Active vs Passive
Passive strategies like buy and hold and passive indexing are often accustomed minimize transaction costs. Passive investors don’t think it’s possible to time the market. Active strategies like momentum trading are a shot to outperform benchmark indexes. Active investors believe they need the higher-than-average skills.
One strategy is to pick investments supported their recent past performance. Stocks that had higher returns for the recent 3 to 12 months tend to still perform better for the following few months compared to the stocks that had lower returns for the recent 3 to 12 months. there’s evidence both for and against this strategy.
Long Short Strategy
a protracted short strategy consists of choosing a universe of equities and ranking them per a combined alpha factor. Given the rankings we long the highest percentile and short the underside percentile of securities once every re-balancing period.
Pair’s trade may be a trading strategy that consists of identifying similar pairs of stocks and taking a linear combination of their price so the result’s a stationary time-series. we are able to then compute Altman Z-score for the stationary signal and trade on the spread assuming mean reversion: short the highest asset and long the underside asset.
Value vs Growth
Value investing strategy looks at the intrinsic value of an organization and value investors seek stocks of companies that they believed are undervalued. Growth investment strategy looks at the expansion potential of a corporation and when an organization that has expected earnings growth that’s above companies within the same industry or the market as a full, it’ll attract the expansion investors who are seeking to maximize their financial gain.
Dividend growth investing
This strategy involves investing in company shares in keeping with the long run dividends forecast to be paid. Companies that pay consistent and predictable dividends tend to own less volatile share prices. Well-established dividend-paying companies will aim to extend their dividend payment annually, and people who make a rise for 25 consecutive years are noted as a dividend aristocrat.

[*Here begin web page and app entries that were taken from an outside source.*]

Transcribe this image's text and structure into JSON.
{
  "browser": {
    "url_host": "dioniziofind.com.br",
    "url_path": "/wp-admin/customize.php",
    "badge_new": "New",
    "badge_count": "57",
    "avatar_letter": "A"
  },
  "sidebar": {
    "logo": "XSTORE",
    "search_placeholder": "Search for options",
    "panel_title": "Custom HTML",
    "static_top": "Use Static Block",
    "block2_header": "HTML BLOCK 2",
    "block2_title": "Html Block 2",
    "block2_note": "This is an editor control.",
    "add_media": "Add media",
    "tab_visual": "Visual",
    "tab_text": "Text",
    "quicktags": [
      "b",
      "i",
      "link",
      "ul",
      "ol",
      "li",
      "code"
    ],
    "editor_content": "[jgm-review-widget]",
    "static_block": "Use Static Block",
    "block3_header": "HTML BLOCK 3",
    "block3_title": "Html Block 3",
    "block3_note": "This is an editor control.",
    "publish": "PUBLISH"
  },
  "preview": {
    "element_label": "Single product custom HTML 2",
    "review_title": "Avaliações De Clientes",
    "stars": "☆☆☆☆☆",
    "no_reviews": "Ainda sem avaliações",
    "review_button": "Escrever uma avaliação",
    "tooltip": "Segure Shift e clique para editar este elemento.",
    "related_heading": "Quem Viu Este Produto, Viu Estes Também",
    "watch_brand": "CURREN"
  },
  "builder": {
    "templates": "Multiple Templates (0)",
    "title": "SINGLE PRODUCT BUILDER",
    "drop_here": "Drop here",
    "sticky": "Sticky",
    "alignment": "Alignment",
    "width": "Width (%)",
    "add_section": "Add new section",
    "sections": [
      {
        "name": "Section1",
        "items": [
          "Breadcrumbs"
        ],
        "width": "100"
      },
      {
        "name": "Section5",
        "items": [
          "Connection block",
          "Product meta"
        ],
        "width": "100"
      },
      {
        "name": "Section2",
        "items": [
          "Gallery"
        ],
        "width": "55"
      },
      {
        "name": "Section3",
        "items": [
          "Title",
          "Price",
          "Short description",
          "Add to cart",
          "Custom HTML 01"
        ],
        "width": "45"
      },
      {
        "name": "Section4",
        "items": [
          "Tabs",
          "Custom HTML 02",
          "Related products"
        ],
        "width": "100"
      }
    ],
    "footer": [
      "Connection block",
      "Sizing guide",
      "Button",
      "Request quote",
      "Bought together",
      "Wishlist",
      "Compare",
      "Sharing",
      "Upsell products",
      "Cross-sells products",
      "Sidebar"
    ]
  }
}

Investors who reinvest the dividends are ready to like compounding of their investment over the long term, whether directly invested or through a Dividend Reinvestment Plan (DRIP).
Dollar cost averaging
The dollar cost averaging strategy is aimed toward reducing the chance of incurring substantial losses resulted when the whole corpus is invested just before the market falls.
A contrarian investment strategy consists of choosing good companies in time of down market and buying lots of shares of that company so as to form a long-term profit. In time of economic decline, there are many opportunities to shop for good shares at reasonable prices. But what makes a corporation good for shareholders? a decent company is one that focuses on the long-term value, the standard of what it offers or the share price. This company must have a durable competitive advantage, which suggests that it’s a market position or branding which either prevents quick access by competitors or controls a scarce staple source.
Some samples of companies that response to those criteria is within the field of insurance, soft drinks, shoes, chocolates, home building, furniture and lots of more. we are able to see that there’s nothing “fancy” or special about these fields of investment: they’re commonly employed by each and each one among us. Many variables must be taken into consideration when making the ultimate decision for the selection of the corporate. a number of them are:
- The company must be during a growing industry.
- The company can’t be at risk of competition.
- The company must have its earnings on an upward trend.
- The company must have an even return on invested capital.
- The company must be flexible to regulate prices for inflation.
Historically medium-sized companies have outperformed corporation companies on the securities market. Smaller companies again have had even higher returns. The easiest returns by market cap size historically are from micro-cap companies. Investors using this strategy buy companies supported their small market cap size on the securities market. one in all the best investors, Warren Buffett, made money in small companies early in his career combining it with value investing. He bought small companies with low P/E ratios and high assets to plug cap.